It has been suggested that inflammatory processes may play a role in the development of Alzheimer's disease (AD), and that nonsteroidal anti-inflammatory drug treatments may provide protection against the onset of AD. In the current study male Wistar rats were trained in two-lever operant chambers under an alternating lever cyclic-ratio ratio (ALCR) schedule. When responding showed no trends, subjects were divided into groups. One group was bilaterally injected into the CA3 area of the hippocampus with 5 mul of aggregated beta-amyloid (Abeta) suspension, and one group was bilaterally injected into the CA3 area of the hippocampus with 5 mul of sterile saline. Subgroups were treated twice daily with 0.1 ml (40 mg/kg) ibuprofen administered orally. The results indicated that chronic administration of ibuprofen protected against detrimental behavioural effects following aggregated Abeta injections. Withdrawal of ibuprofen treatment from aggregated Abeta-injected subjects produced a decline in behavioural performance to the level of the non-treated aggregated Abeta-injected group. Ibuprofen treatment reduced the numbers of reactive astrocytes following aggregated Abeta injection, and withdrawal of ibuprofen resulted in an increase of reactive astrocytes.
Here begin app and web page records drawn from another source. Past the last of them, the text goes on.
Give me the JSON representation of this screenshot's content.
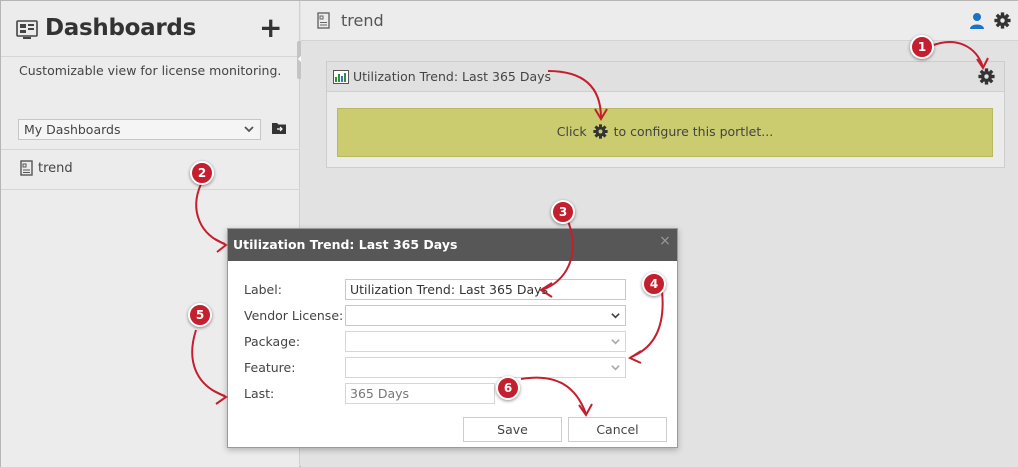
{
  "sidebar": {
    "title": "Dashboards",
    "add_label": "+",
    "description": "Customizable view for license monitoring.",
    "dashboard_select": {
      "value": "My Dashboards"
    },
    "items": [
      {
        "label": "trend"
      }
    ]
  },
  "main": {
    "title": "trend",
    "portlet": {
      "title": "Utilization Trend: Last 365 Days",
      "placeholder_prefix": "Click",
      "placeholder_suffix": "to configure this portlet..."
    }
  },
  "dialog": {
    "title": "Utilization Trend: Last 365 Days",
    "close_label": "×",
    "fields": {
      "label": {
        "label": "Label:",
        "value": "Utilization Trend: Last 365 Days"
      },
      "vendor_license": {
        "label": "Vendor License:",
        "value": ""
      },
      "package": {
        "label": "Package:",
        "value": ""
      },
      "feature": {
        "label": "Feature:",
        "value": ""
      },
      "last": {
        "label": "Last:",
        "value": "365 Days"
      }
    },
    "save_label": "Save",
    "cancel_label": "Cancel"
  },
  "annotations": [
    "1",
    "2",
    "3",
    "4",
    "5",
    "6"
  ],
  "colors": {
    "accent_red": "#c41f2e",
    "placeholder_yellow": "#cbcb6f",
    "dialog_header": "#575757",
    "user_icon": "#1a73c7"
  },
  "icons": [
    "dashboard-icon",
    "plus-icon",
    "folder-icon",
    "document-icon",
    "user-icon",
    "gear-icon",
    "chart-icon",
    "chevron-down-icon",
    "close-icon"
  ]
}
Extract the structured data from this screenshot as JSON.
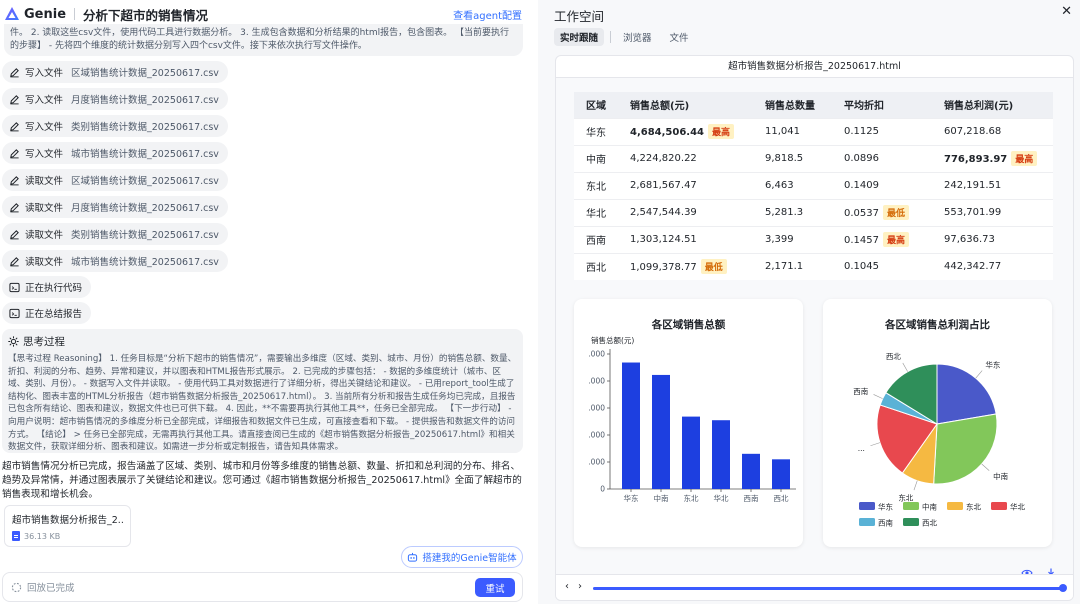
{
  "app": {
    "name": "Genie",
    "conversation_title": "分析下超市的销售情况",
    "agent_config_link": "查看agent配置"
  },
  "task_text": "件。 2. 读取这些csv文件，使用代码工具进行数据分析。 3. 生成包含数据和分析结果的html报告，包含图表。 【当前要执行的步骤】 - 先将四个维度的统计数据分别写入四个csv文件。接下来依次执行写文件操作。",
  "actions": [
    {
      "label": "写入文件",
      "file": "区域销售统计数据_20250617.csv",
      "icon": "edit-icon"
    },
    {
      "label": "写入文件",
      "file": "月度销售统计数据_20250617.csv",
      "icon": "edit-icon"
    },
    {
      "label": "写入文件",
      "file": "类别销售统计数据_20250617.csv",
      "icon": "edit-icon"
    },
    {
      "label": "写入文件",
      "file": "城市销售统计数据_20250617.csv",
      "icon": "edit-icon"
    },
    {
      "label": "读取文件",
      "file": "区域销售统计数据_20250617.csv",
      "icon": "edit-icon"
    },
    {
      "label": "读取文件",
      "file": "月度销售统计数据_20250617.csv",
      "icon": "edit-icon"
    },
    {
      "label": "读取文件",
      "file": "类别销售统计数据_20250617.csv",
      "icon": "edit-icon"
    },
    {
      "label": "读取文件",
      "file": "城市销售统计数据_20250617.csv",
      "icon": "edit-icon"
    },
    {
      "label": "正在执行代码",
      "file": "",
      "icon": "code-icon"
    },
    {
      "label": "正在总结报告",
      "file": "",
      "icon": "code-icon"
    }
  ],
  "thinking": {
    "title": "思考过程",
    "body": "【思考过程 Reasoning】 1. 任务目标是“分析下超市的销售情况”，需要输出多维度（区域、类别、城市、月份）的销售总额、数量、折扣、利润的分布、趋势、异常和建议，并以图表和HTML报告形式展示。 2. 已完成的步骤包括： - 数据的多维度统计（城市、区域、类别、月份）。 - 数据写入文件并读取。 - 使用代码工具对数据进行了详细分析，得出关键结论和建议。 - 已用report_tool生成了结构化、图表丰富的HTML分析报告（超市销售数据分析报告_20250617.html）。 3. 当前所有分析和报告生成任务均已完成，且报告已包含所有结论、图表和建议，数据文件也已可供下载。 4. 因此，**不需要再执行其他工具**，任务已全部完成。 【下一步行动】 - 向用户说明：超市销售情况的多维度分析已全部完成，详细报告和数据文件已生成，可直接查看和下载。 - 提供报告和数据文件的访问方式。 【结论】 > 任务已全部完成，无需再执行其他工具。请直接查阅已生成的《超市销售数据分析报告_20250617.html》和相关数据文件，获取详细分析、图表和建议。如需进一步分析或定制报告，请告知具体需求。"
  },
  "answer": "超市销售情况分析已完成，报告涵盖了区域、类别、城市和月份等多维度的销售总额、数量、折扣和总利润的分布、排名、趋势及异常情，并通过图表展示了关键结论和建议。您可通过《超市销售数据分析报告_20250617.html》全面了解超市的销售表现和增长机会。",
  "file_card": {
    "name": "超市销售数据分析报告_2...",
    "size": "36.13 KB"
  },
  "build_agent_button": "搭建我的Genie智能体",
  "input": {
    "status": "回放已完成",
    "send_label": "重试"
  },
  "workspace": {
    "title": "工作空间",
    "tabs": [
      "实时跟随",
      "浏览器",
      "文件"
    ],
    "active_tab": "实时跟随",
    "doc_title": "超市销售数据分析报告_20250617.html",
    "table": {
      "headers": [
        "区域",
        "销售总额(元)",
        "销售总数量",
        "平均折扣",
        "销售总利润(元)"
      ],
      "rows": [
        {
          "region": "华东",
          "sales": "4,684,506.44",
          "sales_tag": "最高",
          "qty": "11,041",
          "qty_tag": "",
          "disc": "0.1125",
          "disc_tag": "",
          "profit": "607,218.68",
          "profit_tag": ""
        },
        {
          "region": "中南",
          "sales": "4,224,820.22",
          "sales_tag": "",
          "qty": "9,818.5",
          "qty_tag": "",
          "disc": "0.0896",
          "disc_tag": "",
          "profit": "776,893.97",
          "profit_tag": "最高"
        },
        {
          "region": "东北",
          "sales": "2,681,567.47",
          "sales_tag": "",
          "qty": "6,463",
          "qty_tag": "",
          "disc": "0.1409",
          "disc_tag": "",
          "profit": "242,191.51",
          "profit_tag": ""
        },
        {
          "region": "华北",
          "sales": "2,547,544.39",
          "sales_tag": "",
          "qty": "5,281.3",
          "qty_tag": "",
          "disc": "0.0537",
          "disc_tag": "最低",
          "profit": "553,701.99",
          "profit_tag": ""
        },
        {
          "region": "西南",
          "sales": "1,303,124.51",
          "sales_tag": "",
          "qty": "3,399",
          "qty_tag": "",
          "disc": "0.1457",
          "disc_tag": "最高",
          "profit": "97,636.73",
          "profit_tag": ""
        },
        {
          "region": "西北",
          "sales": "1,099,378.77",
          "sales_tag": "最低",
          "qty": "2,171.1",
          "qty_tag": "",
          "disc": "0.1045",
          "disc_tag": "",
          "profit": "442,342.77",
          "profit_tag": ""
        }
      ]
    },
    "progress": 1.0
  },
  "colors": {
    "accent": "#3b5bff",
    "bar": "#1d3fe0",
    "pie": [
      "#4a59c9",
      "#82c75a",
      "#f5b942",
      "#e8484e",
      "#5ab2d6",
      "#2f8f5a"
    ]
  },
  "chart_data": [
    {
      "type": "bar",
      "title": "各区域销售总额",
      "ylabel": "销售总额(元)",
      "categories": [
        "华东",
        "中南",
        "东北",
        "华北",
        "西南",
        "西北"
      ],
      "values": [
        4684506.44,
        4224820.22,
        2681567.47,
        2547544.39,
        1303124.51,
        1099378.77
      ],
      "ylim": [
        0,
        5000000
      ],
      "ytick_labels": [
        "0",
        ".000",
        ".000",
        ".000",
        ".000",
        ".000"
      ],
      "grid": false
    },
    {
      "type": "pie",
      "title": "各区域销售总利润占比",
      "categories": [
        "华东",
        "中南",
        "东北",
        "华北",
        "西南",
        "西北"
      ],
      "values": [
        607218.68,
        776893.97,
        242191.51,
        553701.99,
        97636.73,
        442342.77
      ],
      "slice_labels": [
        "华东",
        "中南",
        "东北",
        "...",
        "西南",
        "西北"
      ],
      "legend_position": "bottom"
    }
  ]
}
These results suggest that induced inflammatory processes may play a role in AD, and that ibuprofen treatment may protect against some of the symptoms seen in AD. (C) 2002 Elsevier Science B.V. All rights reserved.
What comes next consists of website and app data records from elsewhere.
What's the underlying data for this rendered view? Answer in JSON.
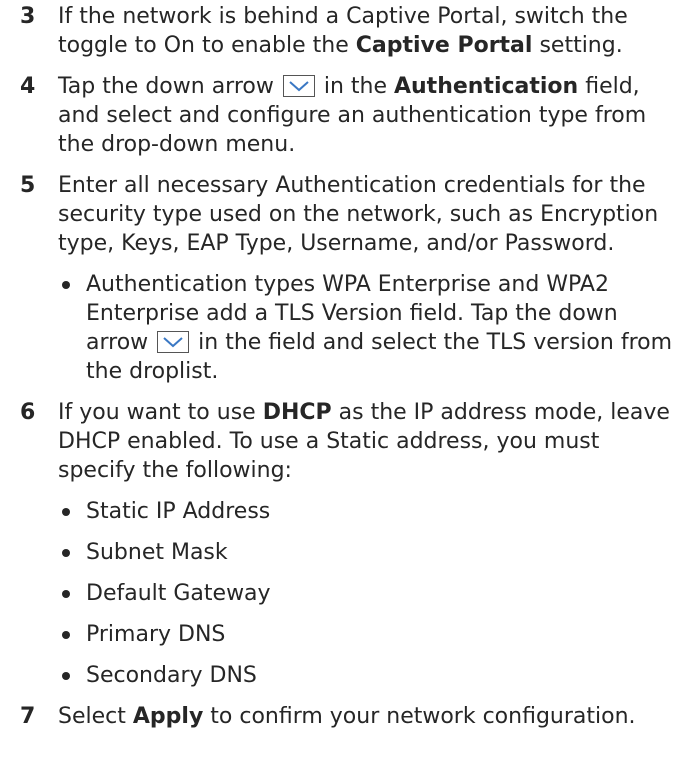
{
  "steps": [
    {
      "num": "3",
      "t1": "If the network is behind a Captive Portal, switch the toggle to On to enable the ",
      "b1": "Captive Portal",
      "t2": " setting."
    },
    {
      "num": "4",
      "t1": "Tap the down arrow ",
      "t2": " in the ",
      "b1": "Authentication",
      "t3": " field, and select and configure an authentication type from the drop-down menu."
    },
    {
      "num": "5",
      "t1": "Enter all necessary Authentication credentials for the security type used on the network, such as Encryption type, Keys, EAP Type, Username, and/or Password.",
      "bullet_t1": "Authentication types WPA Enterprise and WPA2 Enterprise add a TLS Version field. Tap the down arrow ",
      "bullet_t2": " in the field and select the TLS version from the droplist."
    },
    {
      "num": "6",
      "t1": "If you want to use ",
      "b1": "DHCP",
      "t2": " as the IP address mode, leave DHCP enabled. To use a Static address, you must specify the following:",
      "bullets": [
        "Static IP Address",
        "Subnet Mask",
        "Default Gateway",
        "Primary DNS",
        "Secondary DNS"
      ]
    },
    {
      "num": "7",
      "t1": "Select ",
      "b1": "Apply",
      "t2": " to confirm your network configuration."
    }
  ],
  "icons": {
    "down_arrow": "chevron-down-icon"
  }
}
|Publication status||Published (in print/issue) - Nov 2002|